▶ _To do_
Copy every line of the data that includes the string "JSON".

▶ _Data_

= = = =

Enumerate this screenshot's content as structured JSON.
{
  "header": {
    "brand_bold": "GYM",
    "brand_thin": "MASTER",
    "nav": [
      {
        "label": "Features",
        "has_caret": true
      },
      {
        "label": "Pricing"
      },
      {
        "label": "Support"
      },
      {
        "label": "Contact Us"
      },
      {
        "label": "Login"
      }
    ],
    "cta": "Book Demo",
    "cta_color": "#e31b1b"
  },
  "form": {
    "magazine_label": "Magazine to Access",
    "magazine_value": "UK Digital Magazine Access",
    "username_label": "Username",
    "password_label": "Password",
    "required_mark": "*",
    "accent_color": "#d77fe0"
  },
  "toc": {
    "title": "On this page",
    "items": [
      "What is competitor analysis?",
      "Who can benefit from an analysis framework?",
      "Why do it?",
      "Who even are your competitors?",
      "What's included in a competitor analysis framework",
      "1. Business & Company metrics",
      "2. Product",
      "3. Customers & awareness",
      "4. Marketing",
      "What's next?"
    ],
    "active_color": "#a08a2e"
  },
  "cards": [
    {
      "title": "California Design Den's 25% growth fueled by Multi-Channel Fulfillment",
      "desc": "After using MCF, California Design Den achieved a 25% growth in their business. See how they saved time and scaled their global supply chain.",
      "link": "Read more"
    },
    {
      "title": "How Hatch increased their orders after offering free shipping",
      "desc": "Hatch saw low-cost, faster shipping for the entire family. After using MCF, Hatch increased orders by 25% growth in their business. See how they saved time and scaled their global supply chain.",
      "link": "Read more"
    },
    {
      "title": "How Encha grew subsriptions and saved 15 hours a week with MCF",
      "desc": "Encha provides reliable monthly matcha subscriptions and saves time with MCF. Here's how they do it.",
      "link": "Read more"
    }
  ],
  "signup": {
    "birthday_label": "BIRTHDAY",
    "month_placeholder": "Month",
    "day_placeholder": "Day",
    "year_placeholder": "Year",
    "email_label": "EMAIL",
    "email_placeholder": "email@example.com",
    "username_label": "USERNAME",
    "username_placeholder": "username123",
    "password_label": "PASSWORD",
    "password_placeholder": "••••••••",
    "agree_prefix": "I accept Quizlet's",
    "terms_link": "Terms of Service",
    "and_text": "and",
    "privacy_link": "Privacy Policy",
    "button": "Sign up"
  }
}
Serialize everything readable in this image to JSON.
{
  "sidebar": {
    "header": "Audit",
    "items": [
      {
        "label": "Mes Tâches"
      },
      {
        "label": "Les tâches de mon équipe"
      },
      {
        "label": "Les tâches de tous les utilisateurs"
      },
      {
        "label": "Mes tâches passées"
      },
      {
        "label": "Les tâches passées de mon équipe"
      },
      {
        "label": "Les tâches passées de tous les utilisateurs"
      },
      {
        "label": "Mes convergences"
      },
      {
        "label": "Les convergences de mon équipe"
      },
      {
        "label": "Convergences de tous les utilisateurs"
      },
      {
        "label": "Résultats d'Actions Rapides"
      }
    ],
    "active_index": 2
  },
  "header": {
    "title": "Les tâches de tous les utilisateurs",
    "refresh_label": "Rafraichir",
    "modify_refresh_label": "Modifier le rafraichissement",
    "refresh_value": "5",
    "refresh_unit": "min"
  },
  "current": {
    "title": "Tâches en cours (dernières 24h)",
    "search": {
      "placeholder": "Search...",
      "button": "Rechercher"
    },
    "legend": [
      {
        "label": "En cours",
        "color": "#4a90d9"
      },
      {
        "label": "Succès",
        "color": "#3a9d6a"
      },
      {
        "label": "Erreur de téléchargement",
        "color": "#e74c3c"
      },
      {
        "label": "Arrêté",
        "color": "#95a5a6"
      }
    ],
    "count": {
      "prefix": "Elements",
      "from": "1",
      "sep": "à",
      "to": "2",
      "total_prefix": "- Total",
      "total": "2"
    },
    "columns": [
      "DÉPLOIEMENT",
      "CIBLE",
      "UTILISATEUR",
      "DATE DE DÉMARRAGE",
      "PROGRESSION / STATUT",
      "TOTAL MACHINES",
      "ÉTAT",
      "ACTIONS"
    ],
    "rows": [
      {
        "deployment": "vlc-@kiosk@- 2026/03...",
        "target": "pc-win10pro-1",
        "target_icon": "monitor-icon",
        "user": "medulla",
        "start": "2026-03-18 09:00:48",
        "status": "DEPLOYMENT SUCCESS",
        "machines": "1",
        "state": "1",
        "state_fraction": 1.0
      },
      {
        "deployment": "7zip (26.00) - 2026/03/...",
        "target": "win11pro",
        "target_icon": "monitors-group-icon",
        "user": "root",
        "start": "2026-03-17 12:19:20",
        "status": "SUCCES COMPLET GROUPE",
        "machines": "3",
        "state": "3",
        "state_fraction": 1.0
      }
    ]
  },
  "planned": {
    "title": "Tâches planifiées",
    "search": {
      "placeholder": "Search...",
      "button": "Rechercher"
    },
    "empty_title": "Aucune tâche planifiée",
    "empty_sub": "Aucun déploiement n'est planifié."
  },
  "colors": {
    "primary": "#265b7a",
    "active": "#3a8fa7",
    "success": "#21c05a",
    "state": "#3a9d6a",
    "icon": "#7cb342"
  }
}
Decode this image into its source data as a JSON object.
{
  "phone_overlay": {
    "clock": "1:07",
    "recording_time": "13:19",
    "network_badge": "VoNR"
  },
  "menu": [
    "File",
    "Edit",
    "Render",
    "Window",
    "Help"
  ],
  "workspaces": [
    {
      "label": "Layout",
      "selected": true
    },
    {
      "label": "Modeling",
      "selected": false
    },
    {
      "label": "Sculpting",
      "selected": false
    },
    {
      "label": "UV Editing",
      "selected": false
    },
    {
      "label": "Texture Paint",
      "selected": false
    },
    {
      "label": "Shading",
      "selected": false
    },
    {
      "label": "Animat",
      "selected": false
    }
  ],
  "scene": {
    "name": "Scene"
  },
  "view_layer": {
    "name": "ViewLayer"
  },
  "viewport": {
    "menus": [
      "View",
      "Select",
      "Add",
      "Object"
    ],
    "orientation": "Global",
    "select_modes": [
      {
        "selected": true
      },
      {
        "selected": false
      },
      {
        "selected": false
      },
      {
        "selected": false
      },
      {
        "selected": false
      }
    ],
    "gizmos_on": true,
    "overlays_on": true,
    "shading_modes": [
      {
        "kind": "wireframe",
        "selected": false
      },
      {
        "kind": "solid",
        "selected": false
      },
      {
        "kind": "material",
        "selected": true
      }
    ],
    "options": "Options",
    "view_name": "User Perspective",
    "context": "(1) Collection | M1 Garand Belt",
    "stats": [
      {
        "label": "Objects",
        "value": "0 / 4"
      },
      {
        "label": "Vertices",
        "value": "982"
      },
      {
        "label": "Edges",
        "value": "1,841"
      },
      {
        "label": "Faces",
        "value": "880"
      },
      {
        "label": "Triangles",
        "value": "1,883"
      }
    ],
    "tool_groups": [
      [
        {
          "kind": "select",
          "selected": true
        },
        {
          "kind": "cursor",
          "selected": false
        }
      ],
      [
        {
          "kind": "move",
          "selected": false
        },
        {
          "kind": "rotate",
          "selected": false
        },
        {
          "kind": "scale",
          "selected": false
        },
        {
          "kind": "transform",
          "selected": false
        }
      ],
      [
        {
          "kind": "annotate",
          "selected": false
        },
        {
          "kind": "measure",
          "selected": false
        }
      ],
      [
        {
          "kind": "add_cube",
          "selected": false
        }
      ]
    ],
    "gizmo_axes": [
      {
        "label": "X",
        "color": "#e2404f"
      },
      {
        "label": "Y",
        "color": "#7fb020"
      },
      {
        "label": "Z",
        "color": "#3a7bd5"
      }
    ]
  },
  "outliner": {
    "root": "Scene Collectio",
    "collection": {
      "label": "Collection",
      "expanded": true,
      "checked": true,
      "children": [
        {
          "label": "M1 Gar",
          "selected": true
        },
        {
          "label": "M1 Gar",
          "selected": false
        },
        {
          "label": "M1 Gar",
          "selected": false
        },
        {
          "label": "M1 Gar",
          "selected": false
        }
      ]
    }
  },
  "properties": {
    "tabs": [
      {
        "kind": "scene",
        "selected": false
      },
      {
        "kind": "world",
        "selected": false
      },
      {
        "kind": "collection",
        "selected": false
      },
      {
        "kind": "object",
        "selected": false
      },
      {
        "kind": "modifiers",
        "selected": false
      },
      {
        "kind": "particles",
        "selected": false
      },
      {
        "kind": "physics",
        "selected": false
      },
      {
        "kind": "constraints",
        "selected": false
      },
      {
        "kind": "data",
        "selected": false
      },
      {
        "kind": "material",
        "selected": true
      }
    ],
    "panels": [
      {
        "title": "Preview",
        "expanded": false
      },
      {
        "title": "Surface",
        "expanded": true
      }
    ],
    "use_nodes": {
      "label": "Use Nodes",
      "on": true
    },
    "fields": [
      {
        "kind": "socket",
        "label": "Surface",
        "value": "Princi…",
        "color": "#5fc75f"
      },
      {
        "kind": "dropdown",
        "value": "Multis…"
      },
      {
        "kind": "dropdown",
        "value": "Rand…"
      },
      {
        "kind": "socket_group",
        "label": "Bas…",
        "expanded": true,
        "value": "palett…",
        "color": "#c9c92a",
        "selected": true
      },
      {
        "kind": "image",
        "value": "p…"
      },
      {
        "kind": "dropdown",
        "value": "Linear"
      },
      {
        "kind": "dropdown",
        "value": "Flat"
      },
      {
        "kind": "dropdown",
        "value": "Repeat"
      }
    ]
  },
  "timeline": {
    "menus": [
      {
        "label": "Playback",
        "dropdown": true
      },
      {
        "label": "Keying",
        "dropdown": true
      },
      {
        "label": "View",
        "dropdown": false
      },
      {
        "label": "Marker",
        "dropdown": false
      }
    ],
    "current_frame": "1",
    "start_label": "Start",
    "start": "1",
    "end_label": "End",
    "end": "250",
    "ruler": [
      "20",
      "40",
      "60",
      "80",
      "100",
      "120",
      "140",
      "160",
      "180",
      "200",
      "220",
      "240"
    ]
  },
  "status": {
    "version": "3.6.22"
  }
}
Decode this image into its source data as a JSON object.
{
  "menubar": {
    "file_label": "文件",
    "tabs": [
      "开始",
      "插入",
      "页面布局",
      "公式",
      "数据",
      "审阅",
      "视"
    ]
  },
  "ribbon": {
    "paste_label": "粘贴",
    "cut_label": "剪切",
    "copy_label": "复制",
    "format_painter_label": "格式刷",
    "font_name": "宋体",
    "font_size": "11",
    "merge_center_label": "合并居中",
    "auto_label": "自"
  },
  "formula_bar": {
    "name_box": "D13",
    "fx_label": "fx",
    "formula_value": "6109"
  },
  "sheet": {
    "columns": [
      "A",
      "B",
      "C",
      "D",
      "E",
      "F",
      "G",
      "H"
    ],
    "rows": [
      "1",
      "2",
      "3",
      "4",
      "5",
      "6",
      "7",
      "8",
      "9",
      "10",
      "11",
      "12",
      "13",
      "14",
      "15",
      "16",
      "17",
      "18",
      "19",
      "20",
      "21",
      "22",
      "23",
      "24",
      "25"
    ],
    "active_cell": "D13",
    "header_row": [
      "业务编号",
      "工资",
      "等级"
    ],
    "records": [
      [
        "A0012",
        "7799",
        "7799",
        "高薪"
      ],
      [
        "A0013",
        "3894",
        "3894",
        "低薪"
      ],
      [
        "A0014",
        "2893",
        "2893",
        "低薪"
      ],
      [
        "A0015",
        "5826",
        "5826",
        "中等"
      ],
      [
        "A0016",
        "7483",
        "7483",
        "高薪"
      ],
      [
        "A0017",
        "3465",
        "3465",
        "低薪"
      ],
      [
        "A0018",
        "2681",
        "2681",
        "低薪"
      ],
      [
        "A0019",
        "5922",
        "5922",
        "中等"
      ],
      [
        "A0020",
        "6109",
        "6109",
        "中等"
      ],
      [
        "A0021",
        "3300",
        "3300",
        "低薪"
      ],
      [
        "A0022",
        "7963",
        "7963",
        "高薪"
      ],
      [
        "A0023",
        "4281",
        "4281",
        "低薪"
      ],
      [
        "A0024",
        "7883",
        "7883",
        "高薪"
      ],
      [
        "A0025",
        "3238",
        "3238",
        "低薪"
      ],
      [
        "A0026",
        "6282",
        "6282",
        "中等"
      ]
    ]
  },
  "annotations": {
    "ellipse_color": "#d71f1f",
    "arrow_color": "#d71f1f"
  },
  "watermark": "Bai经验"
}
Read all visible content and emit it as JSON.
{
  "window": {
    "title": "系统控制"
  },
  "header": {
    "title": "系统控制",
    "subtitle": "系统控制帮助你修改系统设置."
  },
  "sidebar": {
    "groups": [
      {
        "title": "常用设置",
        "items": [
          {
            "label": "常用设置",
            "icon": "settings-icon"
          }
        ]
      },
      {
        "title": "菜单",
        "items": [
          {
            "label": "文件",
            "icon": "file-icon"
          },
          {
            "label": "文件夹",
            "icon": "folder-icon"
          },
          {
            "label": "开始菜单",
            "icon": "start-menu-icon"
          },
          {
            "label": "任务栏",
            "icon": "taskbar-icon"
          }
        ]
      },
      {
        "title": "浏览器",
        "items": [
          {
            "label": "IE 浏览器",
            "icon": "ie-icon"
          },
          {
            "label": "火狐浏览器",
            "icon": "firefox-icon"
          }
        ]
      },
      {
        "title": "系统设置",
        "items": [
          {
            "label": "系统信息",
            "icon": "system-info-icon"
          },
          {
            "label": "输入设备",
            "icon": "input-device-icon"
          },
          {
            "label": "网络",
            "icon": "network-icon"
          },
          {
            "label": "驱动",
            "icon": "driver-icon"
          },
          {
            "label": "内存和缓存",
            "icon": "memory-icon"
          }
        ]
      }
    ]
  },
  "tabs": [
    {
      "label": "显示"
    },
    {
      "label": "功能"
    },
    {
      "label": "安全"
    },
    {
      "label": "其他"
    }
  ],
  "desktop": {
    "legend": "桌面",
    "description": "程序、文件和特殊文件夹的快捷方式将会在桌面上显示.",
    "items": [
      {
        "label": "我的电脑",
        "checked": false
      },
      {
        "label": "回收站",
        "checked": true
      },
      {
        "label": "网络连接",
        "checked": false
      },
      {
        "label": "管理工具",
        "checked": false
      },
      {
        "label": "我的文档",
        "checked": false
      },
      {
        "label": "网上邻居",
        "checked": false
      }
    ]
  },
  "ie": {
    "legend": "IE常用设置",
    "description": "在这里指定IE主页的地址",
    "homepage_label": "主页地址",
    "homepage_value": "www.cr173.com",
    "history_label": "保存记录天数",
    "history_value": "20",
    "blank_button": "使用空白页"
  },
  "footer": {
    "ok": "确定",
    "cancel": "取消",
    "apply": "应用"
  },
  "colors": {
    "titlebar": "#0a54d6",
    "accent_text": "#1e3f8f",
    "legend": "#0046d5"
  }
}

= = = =

▶ _Answer_
Enumerate this screenshot's content as structured JSON.
Serialize everything readable in this image to JSON.
Decode this image into its source data as a JSON object.
Decode this image into its source data as a JSON object.
Read all visible content and emit it as JSON.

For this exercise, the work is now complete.